Capping Controls Make Set-Up and Changeover Easy

Having reviewed the different control screens for fillers in the previous weeks, let's now turn our attention to controls for capping machinery. Control panels for automatic bottle cappers are slightly different from those for filling machines in that no touchscreen operator interface is necessary. On both automatic and semi-automatic capping machines, much of the set-up will entail physical adjustments to capper components, and the control panel assists with these type of changes.


Automatic capping machines will include a control panel for the various components of the different machines, but the control panel will not include, or require, a touchscreen panel. Instead, capper control panels will include several switches and dials to assist in the set-up and reliable functioning of the capping machine. Most automatic capping machines will include a cap delivery system, with a switch to control both power and speed. Also found on almost every capping machine will be a switch for power height, allowing the machine to be lowered or raised with the flip of a switch to accommodate different container sizes. Conveyor controls for the capping machine will typically be included on the control panel as well, also with power and speed controls.

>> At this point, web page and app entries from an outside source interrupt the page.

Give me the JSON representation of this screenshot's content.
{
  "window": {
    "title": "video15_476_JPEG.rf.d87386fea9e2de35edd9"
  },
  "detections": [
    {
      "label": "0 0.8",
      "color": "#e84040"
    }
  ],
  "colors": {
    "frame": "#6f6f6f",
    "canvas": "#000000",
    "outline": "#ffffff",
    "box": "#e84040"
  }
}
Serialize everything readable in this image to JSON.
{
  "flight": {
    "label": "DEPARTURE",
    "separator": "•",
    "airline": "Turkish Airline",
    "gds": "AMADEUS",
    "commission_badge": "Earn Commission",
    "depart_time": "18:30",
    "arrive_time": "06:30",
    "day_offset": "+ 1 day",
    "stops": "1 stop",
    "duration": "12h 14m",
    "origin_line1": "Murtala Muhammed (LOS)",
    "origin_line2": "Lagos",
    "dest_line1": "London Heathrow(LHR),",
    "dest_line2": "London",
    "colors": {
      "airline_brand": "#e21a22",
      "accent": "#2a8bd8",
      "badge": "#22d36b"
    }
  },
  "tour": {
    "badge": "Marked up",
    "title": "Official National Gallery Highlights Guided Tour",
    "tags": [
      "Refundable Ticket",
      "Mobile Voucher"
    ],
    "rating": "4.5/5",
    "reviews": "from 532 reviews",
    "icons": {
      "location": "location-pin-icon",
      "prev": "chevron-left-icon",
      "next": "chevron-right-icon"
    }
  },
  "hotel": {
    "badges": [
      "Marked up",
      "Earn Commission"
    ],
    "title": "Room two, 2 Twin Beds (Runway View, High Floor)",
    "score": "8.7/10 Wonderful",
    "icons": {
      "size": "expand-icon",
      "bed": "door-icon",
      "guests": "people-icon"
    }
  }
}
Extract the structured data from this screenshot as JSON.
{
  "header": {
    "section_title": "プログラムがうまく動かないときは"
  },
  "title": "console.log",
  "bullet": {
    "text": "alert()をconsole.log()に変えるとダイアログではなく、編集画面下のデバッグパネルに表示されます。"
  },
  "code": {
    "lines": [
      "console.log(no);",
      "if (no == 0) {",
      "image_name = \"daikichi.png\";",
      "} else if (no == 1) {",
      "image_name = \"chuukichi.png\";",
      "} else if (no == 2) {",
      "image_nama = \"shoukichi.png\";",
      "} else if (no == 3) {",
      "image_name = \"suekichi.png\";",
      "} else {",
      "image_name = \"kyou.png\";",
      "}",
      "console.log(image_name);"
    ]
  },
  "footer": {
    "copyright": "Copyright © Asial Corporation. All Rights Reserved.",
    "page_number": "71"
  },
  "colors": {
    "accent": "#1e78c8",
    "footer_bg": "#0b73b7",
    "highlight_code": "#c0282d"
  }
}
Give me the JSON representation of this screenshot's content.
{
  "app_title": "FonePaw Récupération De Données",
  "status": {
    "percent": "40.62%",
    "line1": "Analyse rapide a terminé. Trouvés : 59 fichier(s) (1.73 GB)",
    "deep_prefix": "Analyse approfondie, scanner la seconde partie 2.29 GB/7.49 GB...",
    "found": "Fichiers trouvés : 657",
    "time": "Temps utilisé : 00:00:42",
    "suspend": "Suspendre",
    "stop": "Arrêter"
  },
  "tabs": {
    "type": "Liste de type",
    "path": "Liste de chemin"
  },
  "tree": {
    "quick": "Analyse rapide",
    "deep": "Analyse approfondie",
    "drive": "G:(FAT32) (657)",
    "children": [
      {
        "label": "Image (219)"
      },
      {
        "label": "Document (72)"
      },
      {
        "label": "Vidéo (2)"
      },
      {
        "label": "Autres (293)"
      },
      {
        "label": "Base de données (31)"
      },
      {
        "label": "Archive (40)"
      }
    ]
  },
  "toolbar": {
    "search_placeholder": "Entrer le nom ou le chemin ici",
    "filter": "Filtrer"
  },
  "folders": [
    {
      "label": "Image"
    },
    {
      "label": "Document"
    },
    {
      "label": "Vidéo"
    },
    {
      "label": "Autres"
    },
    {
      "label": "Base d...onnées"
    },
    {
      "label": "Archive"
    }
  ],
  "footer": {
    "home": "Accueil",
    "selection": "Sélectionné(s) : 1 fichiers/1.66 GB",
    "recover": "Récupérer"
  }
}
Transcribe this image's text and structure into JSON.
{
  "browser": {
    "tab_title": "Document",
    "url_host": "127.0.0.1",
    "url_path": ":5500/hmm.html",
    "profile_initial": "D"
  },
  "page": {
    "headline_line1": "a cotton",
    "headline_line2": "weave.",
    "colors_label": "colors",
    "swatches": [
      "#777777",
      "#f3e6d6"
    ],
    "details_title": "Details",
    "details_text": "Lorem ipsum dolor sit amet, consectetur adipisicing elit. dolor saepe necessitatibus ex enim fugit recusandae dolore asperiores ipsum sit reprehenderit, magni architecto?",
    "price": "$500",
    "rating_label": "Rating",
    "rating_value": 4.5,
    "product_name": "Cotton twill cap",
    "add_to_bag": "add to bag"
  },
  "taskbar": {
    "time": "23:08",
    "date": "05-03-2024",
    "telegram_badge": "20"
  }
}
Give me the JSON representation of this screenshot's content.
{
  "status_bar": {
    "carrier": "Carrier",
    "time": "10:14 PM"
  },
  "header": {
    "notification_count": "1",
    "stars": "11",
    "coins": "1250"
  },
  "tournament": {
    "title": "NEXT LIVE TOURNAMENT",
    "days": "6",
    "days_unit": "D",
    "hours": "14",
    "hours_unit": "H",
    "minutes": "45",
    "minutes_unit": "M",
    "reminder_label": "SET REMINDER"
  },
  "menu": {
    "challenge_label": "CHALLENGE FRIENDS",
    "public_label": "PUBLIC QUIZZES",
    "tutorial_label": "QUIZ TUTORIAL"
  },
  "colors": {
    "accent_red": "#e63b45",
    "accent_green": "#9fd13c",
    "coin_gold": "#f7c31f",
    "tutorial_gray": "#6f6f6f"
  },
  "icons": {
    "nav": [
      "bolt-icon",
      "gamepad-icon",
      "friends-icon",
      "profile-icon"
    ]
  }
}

From here, various settings will also be included depending on the type of capping machine in use. For example, automatic spindle cappers will include power and speed settings for both the spindle wheels and the gripper belts. Adjustment controls for both of these items, including belt height and width and wheel width (wheel height is controlled with the power height switch) will be found on the front of the capping machine, keeping all controls accessible and in a more or less centralized area.


Semi-automatic capping machines require more operator interaction, including placing caps on the bottles and bottles in the capping area. For this reason, no controls will be found for cap delivery systems. In fact, most semi-automatic capping machines will not include a control panel at all. Instead, semi-automatic bottle cappers will use simple hand cranks for height adjustment and either a sensor or a switch to activate the capping cycle. While simple to use, the semi-automatic machines will also allow for a range of container sizes by incorporating these simple hand adjustments.  Hand crank adjustments, sensors and switches also help to keep the capping process consistent and reliable when using semi-automatic capping machinery.

As noted, the actual controls on any capping machine will depend on the type of equipment being used as well as the bottle and cap combination and the packaging project as a whole.  Packaging Specialists at LPS are always available to discuss projects and assist in identifying the best capping solution.  To learn even more about the different types of capping machines available from Liquid Packaging Solutions, click here.